Source information →
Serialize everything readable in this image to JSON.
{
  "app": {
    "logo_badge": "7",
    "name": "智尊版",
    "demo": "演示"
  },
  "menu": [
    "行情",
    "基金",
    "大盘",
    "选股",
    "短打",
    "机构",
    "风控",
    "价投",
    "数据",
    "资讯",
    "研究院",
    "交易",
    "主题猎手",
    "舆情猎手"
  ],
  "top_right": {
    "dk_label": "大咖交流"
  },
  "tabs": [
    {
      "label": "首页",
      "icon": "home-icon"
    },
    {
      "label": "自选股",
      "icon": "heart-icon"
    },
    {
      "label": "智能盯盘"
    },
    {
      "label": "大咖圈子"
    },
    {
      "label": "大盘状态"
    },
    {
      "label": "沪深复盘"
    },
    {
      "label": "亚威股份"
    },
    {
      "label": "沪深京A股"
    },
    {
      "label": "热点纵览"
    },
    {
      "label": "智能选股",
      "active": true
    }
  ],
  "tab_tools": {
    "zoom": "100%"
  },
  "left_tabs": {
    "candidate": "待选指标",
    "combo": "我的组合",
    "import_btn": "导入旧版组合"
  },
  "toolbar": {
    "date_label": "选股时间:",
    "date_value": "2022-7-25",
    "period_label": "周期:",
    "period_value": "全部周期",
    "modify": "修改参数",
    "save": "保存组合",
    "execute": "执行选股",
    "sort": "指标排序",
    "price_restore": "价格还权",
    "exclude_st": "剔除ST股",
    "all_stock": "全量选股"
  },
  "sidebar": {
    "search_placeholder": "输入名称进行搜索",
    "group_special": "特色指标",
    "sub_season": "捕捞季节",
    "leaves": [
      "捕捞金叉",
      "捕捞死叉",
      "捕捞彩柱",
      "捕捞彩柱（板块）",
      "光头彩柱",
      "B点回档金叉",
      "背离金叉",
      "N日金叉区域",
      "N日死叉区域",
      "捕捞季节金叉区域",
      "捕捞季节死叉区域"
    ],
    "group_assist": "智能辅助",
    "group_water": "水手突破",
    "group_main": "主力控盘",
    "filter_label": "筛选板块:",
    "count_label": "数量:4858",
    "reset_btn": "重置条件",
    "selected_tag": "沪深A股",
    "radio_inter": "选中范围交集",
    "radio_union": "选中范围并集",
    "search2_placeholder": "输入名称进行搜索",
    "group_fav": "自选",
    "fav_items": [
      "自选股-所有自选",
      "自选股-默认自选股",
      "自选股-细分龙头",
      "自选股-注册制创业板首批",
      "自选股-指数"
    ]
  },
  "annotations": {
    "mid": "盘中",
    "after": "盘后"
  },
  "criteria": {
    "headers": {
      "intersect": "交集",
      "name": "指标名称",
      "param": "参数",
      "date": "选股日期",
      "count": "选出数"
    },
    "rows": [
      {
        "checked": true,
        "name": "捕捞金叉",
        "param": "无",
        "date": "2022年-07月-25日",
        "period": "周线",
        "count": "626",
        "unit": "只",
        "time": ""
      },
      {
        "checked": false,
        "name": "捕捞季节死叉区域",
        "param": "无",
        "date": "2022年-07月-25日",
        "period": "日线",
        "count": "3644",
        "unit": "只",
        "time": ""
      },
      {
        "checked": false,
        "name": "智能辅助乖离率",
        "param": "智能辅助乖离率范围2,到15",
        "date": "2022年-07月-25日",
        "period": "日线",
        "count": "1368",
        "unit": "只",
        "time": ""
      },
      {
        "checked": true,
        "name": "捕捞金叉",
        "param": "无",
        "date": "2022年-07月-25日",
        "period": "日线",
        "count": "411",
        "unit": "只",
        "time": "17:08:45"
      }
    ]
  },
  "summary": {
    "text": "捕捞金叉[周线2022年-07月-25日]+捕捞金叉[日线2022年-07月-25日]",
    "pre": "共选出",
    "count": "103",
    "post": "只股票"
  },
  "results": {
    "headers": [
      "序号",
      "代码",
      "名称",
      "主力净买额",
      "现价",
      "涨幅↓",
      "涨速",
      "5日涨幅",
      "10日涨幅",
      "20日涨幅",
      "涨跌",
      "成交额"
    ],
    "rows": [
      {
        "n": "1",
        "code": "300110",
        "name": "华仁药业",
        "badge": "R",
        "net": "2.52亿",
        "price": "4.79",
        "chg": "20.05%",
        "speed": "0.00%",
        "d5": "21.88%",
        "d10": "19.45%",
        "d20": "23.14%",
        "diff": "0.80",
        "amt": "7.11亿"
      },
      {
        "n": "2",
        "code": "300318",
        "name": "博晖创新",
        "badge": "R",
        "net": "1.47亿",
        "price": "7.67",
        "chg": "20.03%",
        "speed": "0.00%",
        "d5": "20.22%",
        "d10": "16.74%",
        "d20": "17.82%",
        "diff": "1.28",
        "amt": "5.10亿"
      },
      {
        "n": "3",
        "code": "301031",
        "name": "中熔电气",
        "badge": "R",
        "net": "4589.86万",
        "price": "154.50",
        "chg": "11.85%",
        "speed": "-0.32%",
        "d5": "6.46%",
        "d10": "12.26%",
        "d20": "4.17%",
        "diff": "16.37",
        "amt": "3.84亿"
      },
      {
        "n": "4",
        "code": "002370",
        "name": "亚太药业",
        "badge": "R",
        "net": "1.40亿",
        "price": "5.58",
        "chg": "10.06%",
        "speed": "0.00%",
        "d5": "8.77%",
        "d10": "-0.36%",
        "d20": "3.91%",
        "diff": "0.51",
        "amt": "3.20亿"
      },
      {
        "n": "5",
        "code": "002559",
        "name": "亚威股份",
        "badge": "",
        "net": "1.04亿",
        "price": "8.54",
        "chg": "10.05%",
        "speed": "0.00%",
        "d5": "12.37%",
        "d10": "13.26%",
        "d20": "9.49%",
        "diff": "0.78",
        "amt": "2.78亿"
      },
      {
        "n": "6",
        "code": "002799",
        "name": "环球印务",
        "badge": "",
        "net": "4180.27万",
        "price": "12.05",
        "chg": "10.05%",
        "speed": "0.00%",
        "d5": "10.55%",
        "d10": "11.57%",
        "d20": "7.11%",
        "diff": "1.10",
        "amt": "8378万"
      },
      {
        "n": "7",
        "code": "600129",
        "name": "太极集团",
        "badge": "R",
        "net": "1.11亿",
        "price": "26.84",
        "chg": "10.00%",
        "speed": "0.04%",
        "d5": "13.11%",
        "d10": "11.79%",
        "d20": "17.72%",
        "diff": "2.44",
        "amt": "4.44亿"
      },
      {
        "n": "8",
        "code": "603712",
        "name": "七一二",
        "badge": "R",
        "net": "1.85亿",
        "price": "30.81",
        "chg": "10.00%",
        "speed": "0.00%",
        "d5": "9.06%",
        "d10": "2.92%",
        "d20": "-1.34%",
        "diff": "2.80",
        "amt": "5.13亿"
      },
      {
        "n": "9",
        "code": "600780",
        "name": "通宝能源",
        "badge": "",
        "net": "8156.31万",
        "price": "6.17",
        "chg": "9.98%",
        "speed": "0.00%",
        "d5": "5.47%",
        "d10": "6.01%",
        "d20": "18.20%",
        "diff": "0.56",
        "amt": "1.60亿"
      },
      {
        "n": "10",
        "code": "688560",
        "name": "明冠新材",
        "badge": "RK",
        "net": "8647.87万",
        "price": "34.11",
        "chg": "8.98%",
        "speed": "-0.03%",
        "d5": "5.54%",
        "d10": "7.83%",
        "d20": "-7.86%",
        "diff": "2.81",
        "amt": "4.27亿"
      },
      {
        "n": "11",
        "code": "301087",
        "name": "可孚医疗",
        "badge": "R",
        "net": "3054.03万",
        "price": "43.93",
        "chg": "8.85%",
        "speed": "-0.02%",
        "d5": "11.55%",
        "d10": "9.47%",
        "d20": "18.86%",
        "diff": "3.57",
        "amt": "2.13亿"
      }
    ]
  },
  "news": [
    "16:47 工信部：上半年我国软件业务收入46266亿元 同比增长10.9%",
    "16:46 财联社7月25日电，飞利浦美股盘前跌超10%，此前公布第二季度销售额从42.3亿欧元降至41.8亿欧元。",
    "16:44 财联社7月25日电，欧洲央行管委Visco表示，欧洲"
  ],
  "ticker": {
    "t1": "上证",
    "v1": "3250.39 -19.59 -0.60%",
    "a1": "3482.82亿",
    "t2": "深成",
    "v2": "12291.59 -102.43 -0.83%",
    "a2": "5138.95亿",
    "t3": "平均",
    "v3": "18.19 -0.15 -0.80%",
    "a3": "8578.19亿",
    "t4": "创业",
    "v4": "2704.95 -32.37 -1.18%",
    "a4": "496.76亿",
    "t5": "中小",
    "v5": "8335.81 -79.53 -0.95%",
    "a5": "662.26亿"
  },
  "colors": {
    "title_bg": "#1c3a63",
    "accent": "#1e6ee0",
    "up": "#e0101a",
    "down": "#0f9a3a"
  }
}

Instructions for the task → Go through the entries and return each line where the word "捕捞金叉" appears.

Written answer →
      "捕捞金叉",
        "name": "捕捞金叉",
        "name": "捕捞金叉",
    "text": "捕捞金叉[周线2022年-07月-25日]+捕捞金叉[日线2022年-07月-25日]",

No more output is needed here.